Setbacks probably look different for everyone. I compared the overwhelmed state of the healing brain in my last post to the feeling of a confused mouse in a maze. That was really just my way of making light of a tough situation. For anyone supporting a person with a such an invisible injury, the signs of setbacks can be very subtle. I see them in myself as either confusion (like forgetting what I was going to do or say) or when I have really done too much, my brain seems to just freeze up. Socially, a person with a brain injury might be able to fake it by laughing off confusions, forgetting a name etc. but if you live with someone who has a brain injury, since you can’t see or feel what they’re experiencing, (you can’t see that mouse running all over the place) you can watch for subtle signs that will indicate a setback and a need to slow down. Sometimes people with head injuries are not the best at monitoring their own healing.

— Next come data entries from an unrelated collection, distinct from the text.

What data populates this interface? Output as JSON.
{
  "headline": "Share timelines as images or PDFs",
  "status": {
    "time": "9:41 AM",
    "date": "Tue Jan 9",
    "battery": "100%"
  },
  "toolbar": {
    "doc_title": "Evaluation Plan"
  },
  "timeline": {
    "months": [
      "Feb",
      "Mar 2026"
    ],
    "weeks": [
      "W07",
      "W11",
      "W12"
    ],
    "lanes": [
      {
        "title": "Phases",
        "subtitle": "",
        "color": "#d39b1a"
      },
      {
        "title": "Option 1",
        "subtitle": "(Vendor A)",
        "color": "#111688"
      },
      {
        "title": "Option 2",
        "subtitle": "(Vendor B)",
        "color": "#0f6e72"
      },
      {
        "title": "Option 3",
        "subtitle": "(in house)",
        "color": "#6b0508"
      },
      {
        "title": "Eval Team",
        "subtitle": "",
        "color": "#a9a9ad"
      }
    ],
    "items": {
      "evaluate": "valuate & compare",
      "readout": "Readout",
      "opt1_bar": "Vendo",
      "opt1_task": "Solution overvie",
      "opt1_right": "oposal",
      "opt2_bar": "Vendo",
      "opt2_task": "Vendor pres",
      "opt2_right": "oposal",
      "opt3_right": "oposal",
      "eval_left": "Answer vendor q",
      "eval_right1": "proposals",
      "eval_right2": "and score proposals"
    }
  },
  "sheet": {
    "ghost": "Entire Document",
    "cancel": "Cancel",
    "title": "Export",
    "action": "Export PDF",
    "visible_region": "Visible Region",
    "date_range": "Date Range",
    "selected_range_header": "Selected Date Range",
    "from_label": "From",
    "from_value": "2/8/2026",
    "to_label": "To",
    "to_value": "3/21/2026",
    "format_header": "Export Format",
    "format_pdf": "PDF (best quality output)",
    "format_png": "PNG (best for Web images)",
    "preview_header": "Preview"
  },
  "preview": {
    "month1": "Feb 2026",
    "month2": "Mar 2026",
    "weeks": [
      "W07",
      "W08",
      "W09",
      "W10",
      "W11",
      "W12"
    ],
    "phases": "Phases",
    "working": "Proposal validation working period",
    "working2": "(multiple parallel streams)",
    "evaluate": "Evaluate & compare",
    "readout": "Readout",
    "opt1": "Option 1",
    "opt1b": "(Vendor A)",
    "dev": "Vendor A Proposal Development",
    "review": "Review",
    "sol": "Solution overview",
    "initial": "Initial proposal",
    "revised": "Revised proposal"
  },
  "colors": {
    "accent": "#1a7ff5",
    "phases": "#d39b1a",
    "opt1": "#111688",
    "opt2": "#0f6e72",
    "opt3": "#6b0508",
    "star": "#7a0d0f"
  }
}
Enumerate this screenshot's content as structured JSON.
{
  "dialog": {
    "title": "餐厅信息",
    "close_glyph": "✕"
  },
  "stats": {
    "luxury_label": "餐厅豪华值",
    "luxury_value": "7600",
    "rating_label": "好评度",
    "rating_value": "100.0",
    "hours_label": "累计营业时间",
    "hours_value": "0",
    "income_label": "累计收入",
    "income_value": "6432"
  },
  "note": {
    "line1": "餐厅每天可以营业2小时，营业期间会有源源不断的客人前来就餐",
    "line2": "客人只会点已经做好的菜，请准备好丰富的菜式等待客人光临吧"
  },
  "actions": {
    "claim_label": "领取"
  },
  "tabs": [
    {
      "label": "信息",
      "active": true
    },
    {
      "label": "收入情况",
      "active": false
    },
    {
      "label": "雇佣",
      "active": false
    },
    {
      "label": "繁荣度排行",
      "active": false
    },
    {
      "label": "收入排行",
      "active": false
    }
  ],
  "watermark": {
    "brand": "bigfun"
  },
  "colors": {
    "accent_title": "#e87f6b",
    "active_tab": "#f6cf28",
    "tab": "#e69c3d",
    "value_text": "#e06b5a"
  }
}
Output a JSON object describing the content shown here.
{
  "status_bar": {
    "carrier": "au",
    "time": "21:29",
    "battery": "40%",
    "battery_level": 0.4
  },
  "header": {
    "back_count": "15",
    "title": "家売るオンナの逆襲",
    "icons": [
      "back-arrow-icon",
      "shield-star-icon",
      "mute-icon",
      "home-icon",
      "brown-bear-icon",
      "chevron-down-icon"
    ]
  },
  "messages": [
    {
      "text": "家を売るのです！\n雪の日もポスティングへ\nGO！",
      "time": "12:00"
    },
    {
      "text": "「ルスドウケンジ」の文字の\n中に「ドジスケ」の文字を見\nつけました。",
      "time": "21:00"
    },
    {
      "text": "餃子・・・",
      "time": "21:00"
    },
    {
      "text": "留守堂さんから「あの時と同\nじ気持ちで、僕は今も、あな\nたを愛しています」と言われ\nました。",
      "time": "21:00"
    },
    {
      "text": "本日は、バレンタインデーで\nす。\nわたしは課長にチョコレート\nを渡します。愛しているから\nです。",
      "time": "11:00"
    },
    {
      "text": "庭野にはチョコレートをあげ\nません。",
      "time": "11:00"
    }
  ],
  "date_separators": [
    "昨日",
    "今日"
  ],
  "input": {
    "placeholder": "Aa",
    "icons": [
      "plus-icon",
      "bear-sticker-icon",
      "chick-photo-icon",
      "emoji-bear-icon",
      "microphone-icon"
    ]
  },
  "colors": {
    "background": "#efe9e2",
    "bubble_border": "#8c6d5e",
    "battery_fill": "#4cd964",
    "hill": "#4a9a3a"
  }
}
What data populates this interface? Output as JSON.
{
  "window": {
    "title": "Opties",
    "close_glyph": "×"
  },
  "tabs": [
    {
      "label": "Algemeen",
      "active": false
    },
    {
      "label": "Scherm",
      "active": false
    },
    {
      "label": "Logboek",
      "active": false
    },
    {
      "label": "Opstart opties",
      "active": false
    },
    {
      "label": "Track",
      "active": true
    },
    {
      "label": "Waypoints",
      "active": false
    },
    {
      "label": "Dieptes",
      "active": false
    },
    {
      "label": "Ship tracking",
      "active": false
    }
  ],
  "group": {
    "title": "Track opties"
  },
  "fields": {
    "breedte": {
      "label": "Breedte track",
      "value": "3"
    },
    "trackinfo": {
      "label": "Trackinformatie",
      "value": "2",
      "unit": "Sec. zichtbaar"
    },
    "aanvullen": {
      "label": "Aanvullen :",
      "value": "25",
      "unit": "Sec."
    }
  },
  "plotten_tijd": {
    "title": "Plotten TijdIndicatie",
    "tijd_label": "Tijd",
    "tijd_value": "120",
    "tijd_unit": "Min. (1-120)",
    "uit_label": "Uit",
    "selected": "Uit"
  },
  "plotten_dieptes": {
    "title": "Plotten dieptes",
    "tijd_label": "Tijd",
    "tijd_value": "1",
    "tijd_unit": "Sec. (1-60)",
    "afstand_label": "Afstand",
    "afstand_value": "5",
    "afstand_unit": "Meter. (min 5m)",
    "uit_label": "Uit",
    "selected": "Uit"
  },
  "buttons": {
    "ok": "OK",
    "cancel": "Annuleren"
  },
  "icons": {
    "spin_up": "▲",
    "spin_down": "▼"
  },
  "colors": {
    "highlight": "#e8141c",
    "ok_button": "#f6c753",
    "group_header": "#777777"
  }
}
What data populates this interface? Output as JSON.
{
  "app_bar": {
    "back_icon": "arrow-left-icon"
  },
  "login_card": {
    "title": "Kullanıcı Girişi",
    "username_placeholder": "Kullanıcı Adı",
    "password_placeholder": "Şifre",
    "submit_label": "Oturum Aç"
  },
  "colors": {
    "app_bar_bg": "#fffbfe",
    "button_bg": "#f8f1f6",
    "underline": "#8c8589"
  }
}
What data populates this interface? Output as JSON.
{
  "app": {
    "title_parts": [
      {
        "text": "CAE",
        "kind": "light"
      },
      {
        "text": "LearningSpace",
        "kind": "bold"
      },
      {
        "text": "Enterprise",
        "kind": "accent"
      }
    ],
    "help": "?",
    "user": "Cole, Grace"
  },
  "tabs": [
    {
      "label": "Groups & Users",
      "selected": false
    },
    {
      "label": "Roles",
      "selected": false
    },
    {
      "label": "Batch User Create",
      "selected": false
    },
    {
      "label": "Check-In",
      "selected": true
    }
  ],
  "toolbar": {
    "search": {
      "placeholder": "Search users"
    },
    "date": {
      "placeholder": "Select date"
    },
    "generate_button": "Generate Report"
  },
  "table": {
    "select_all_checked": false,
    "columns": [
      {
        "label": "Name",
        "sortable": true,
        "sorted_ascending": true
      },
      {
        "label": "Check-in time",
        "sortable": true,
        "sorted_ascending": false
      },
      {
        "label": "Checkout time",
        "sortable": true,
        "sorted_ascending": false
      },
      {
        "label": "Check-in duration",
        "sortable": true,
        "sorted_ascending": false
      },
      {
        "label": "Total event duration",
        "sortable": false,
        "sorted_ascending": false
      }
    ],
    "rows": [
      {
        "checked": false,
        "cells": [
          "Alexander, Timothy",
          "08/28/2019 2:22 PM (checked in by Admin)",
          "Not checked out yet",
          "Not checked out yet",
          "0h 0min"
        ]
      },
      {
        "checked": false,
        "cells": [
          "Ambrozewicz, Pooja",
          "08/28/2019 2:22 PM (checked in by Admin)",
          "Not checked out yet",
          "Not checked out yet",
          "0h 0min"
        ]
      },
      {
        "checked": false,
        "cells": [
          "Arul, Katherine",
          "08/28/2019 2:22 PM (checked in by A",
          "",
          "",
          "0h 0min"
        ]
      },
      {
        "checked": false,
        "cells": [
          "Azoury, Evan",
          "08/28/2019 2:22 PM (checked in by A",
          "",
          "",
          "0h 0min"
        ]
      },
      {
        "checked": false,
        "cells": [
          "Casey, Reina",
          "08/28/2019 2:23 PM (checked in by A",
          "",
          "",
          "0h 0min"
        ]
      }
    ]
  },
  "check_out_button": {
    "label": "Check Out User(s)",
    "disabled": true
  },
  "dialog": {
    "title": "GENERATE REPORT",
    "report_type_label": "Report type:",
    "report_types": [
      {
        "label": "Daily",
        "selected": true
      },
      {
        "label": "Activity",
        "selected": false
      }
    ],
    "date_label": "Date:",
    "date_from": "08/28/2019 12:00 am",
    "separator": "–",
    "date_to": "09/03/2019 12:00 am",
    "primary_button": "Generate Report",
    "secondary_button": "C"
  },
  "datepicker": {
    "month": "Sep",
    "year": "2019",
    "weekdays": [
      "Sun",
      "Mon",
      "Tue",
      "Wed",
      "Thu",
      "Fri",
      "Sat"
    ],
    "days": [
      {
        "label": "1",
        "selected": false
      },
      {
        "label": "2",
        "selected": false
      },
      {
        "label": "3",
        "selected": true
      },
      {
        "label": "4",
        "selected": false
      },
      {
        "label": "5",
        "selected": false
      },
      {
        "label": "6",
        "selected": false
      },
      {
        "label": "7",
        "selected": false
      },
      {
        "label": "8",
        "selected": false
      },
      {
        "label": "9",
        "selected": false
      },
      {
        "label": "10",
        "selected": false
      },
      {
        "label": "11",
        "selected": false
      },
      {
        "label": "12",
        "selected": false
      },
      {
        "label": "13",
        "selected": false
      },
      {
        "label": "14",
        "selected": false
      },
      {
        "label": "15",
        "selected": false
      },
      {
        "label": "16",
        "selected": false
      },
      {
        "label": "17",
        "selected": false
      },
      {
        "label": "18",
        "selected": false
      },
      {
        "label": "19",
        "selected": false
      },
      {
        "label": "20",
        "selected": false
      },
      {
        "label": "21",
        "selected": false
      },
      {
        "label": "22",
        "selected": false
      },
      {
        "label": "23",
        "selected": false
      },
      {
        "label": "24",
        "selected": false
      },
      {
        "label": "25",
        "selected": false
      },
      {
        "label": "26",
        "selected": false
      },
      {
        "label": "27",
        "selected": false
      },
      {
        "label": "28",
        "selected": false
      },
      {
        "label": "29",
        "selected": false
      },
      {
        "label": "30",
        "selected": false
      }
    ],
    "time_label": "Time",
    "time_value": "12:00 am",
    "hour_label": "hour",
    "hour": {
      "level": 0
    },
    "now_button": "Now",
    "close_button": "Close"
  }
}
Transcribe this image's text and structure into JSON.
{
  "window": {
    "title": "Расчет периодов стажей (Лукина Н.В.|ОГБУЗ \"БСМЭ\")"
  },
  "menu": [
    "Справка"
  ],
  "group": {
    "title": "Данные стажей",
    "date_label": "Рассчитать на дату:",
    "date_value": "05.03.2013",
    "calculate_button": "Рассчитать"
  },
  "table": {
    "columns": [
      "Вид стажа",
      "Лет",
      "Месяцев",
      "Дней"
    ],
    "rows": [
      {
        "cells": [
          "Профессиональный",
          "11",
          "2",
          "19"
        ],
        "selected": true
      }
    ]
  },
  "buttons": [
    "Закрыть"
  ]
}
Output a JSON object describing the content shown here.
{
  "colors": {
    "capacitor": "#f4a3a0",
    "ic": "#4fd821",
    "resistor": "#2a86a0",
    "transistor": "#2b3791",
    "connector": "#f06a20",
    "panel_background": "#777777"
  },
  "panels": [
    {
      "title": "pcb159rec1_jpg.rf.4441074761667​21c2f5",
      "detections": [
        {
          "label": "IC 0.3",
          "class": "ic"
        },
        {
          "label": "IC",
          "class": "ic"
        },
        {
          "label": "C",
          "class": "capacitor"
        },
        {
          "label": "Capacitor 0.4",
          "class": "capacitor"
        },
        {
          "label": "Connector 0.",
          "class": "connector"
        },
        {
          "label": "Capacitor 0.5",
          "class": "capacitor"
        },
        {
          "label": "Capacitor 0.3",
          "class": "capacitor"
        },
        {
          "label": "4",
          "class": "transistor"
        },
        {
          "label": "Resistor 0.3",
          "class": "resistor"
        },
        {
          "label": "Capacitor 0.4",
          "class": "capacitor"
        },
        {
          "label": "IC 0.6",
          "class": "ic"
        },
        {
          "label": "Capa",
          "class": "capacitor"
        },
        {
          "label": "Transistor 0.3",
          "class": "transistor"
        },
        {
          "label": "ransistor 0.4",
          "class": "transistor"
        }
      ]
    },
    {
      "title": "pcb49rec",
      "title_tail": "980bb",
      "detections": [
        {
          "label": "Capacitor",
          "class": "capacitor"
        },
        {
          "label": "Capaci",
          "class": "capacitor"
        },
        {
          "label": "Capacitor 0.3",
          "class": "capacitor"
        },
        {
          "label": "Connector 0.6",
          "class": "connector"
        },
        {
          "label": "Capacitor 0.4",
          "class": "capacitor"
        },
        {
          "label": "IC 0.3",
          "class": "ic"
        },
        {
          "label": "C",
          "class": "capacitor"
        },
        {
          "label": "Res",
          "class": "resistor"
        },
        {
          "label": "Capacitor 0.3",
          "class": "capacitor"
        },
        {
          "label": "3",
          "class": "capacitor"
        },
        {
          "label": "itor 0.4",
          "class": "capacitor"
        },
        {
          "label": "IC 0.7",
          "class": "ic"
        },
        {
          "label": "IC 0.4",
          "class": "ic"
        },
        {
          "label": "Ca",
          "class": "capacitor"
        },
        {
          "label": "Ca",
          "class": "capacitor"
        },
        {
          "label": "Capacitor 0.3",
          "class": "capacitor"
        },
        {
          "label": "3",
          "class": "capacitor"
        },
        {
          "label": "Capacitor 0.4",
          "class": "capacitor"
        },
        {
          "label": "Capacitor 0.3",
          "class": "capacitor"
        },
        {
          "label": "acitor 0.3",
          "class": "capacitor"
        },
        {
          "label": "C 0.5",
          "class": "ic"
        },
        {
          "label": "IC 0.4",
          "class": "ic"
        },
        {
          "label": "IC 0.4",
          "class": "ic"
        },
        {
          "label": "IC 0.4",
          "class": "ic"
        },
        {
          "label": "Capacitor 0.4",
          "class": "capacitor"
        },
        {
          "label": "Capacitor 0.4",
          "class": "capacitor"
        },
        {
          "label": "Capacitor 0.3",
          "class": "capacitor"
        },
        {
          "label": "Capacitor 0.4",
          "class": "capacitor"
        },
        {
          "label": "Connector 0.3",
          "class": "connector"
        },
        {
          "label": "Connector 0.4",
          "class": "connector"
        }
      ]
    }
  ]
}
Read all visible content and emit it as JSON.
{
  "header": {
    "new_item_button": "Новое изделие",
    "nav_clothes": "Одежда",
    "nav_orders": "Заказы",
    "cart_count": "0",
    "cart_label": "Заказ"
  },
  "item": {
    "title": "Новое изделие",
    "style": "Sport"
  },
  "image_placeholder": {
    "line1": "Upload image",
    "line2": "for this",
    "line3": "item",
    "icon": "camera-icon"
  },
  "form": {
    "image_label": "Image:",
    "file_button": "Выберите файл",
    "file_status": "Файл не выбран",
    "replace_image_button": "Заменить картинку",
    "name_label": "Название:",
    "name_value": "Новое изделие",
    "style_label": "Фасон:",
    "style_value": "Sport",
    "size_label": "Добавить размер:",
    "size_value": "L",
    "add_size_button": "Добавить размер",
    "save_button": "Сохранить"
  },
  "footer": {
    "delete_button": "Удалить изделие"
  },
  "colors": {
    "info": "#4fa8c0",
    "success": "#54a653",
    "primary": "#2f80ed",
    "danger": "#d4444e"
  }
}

Let me explain:
I did too much yesterday. I used to love to write, and I still want to be able to do this, but I asked too much of the language area of my brain yesterday. It’s ok to end a day with a headache, but when I start to mix things up well into the next day, I know I’ve set myself back in the wrong direction. The subtle signs of setbacks usually appear in little confusions. I’ll find I have left-right confusion when I have a jar of peanut butter in one hand, a coffee in the other, and I go to sip the peanut butter. It’s laughable, but a good warning that shouldn’t be ignored. When you think you’re making progress toward healing from a head injury, it doesn’t mean you can start to do things the way you used to. In my experience, there seem to be a couple of steps backward for every step forward in a healing brain. I guess I was feeling pretty good about embracing my artistic side yesterday, and forgot to pay attention to my own advice.
So, don’t be fooled into thinking you’ll wake up one morning to feel better again, the way you do when you get over the flu. In fact, I’m not sure the forward direction will be the one you expect. Tip for today: Get used to your new normal. I think it helps to accept the change to your brain, just as you would a bad knee or ankle that you might have to watch. Your injured brain is going to react to stimulus the way any injured tissue does. It’s ok, it will heal, but give it time.